Curating exhibitions can be an overwhelming task: from a seemingly limitless array of possibilities, curators must choose just a few objects, ideas, and stories to convey information to the public. We rarely have the space to include everything we want in each show, and sometimes, we can't even find everything we want in the time that we have. While working on "Peloteros in Paradise: A Los Angeles Béisbol Story," LA Plaza's exhibition on Mexican Americans and baseball in Southern California, I had to make many of these difficult decisions. So when the opportunity arose to display an additional piece of baseball history at LA Plaza after the exhibition had already opened.

 
I had learned about a portable mural called Invasión de Fernando, painted by David Botello, Wayne Healy, and George Yepes (who together comprised the public art collective East Los Streetscapers), in the course of my research for "Peloteros in Paradise." I wanted badly to include the piece in the exhibition—the 1981 mural celebrates Fernando Valenzuela's breakthrough season with the Dodgers and offers a sharp commentary on immigration by depicting a larger-than-life version of the star pitcher striding across a fence built to divide Southern California from Mexico as undocumented immigrants cut through the same fence —but I simply did not have enough space. I also did not know where it resided, and was running out of time to find out.
 
Shortly before the exhibition opened, I met David and Wayne in the course of my research for ¡Murales Rebeldes!: Contested Chicana/o Public Art, an exhibition LA Plaza will present in 2017 as part of the Getty's Pacific Standard Time: LA/LA initiative. It turned out that Fernando resided with them, and they would be willing to loan it to LA Plaza.
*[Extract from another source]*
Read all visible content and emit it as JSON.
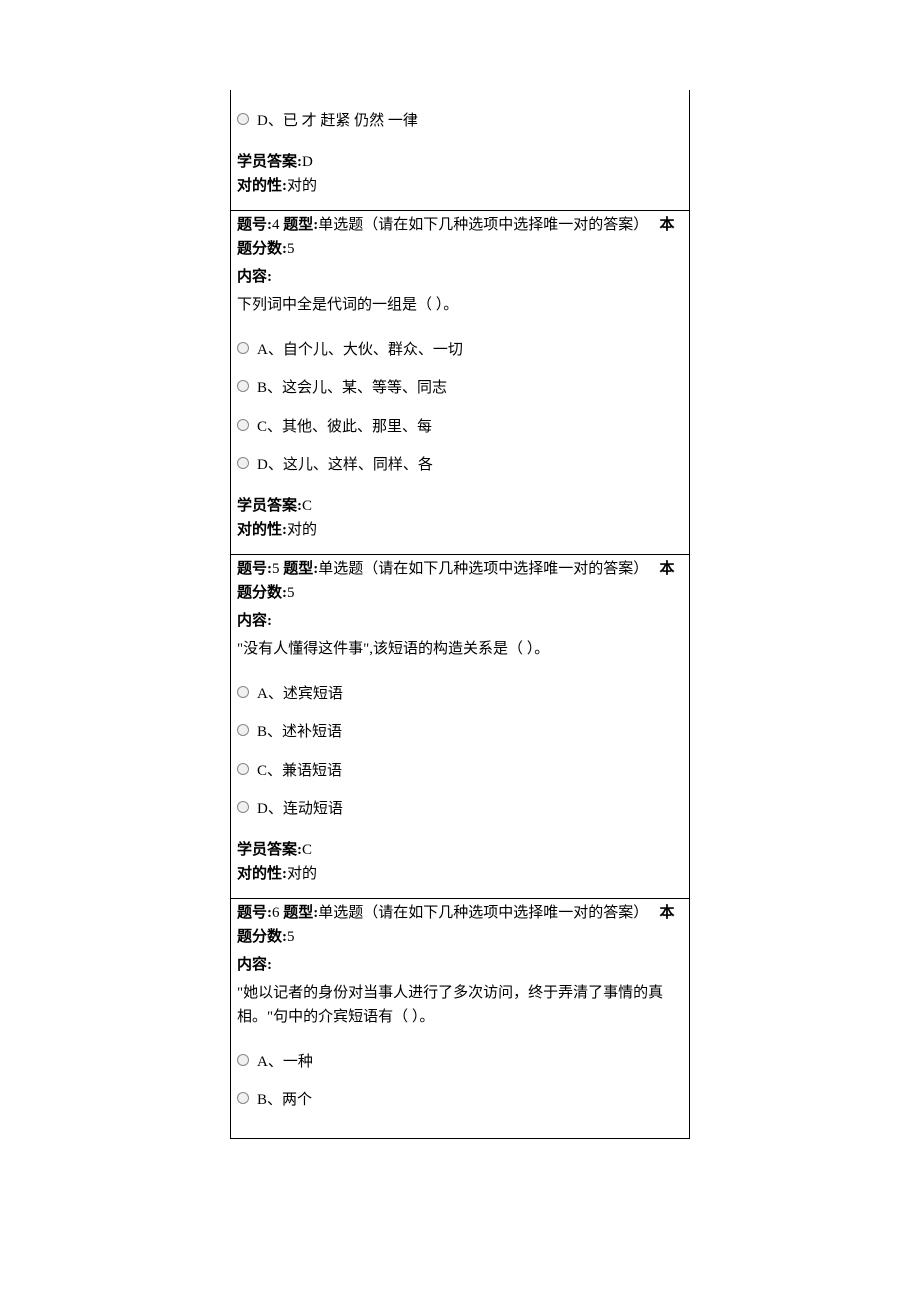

I was particularly excited to learn that the Streetscapers had painted the mural as part of an arts festival held at the corner of Temple and Main in downtown LA, and that we would be bringing it back to Main Street for the first time in thirty-five years!
 
After finding a prominent space for the mural in our front window facing Main Street, I called a couple of top notch art handlers for some help one Saturday morning in August. We met with Wayne Healy at the Streetscapers’ studio in Commerce, and went to work assessing the condition of the mural, which needed to be cleaned before it could be displayed. The handlers were concerned about the condition of the aging acrylic paint and opted to clean as minimally as possible. They carefully vacuumed the front and back of the mural to remove dust, occasionally using a mesh screen to protect delicate areas of the mural. Next, they spot-cleaned a few stained areas of the piece. After receiving Wayne’s blessing on the cleaned mural, they carefully rolled it in plastic and brought it back to LA Plaza, where they hung the piece to face Main Street once again.
 
"Peloteros in Paradise" closes on October 31, but we've extended "Invasión de Fernando" for the rest of baseball season, and into the holiday season as well! Perhaps the mural will be a good luck charm for the Dodgers. If not, I hope that fans will find solace in its depiction of LA baseball's bygone years.
 

"Invasión de Fernando" will be on view at LA Plaza through the holiday season, and we invite you to see this special mural while it’s here!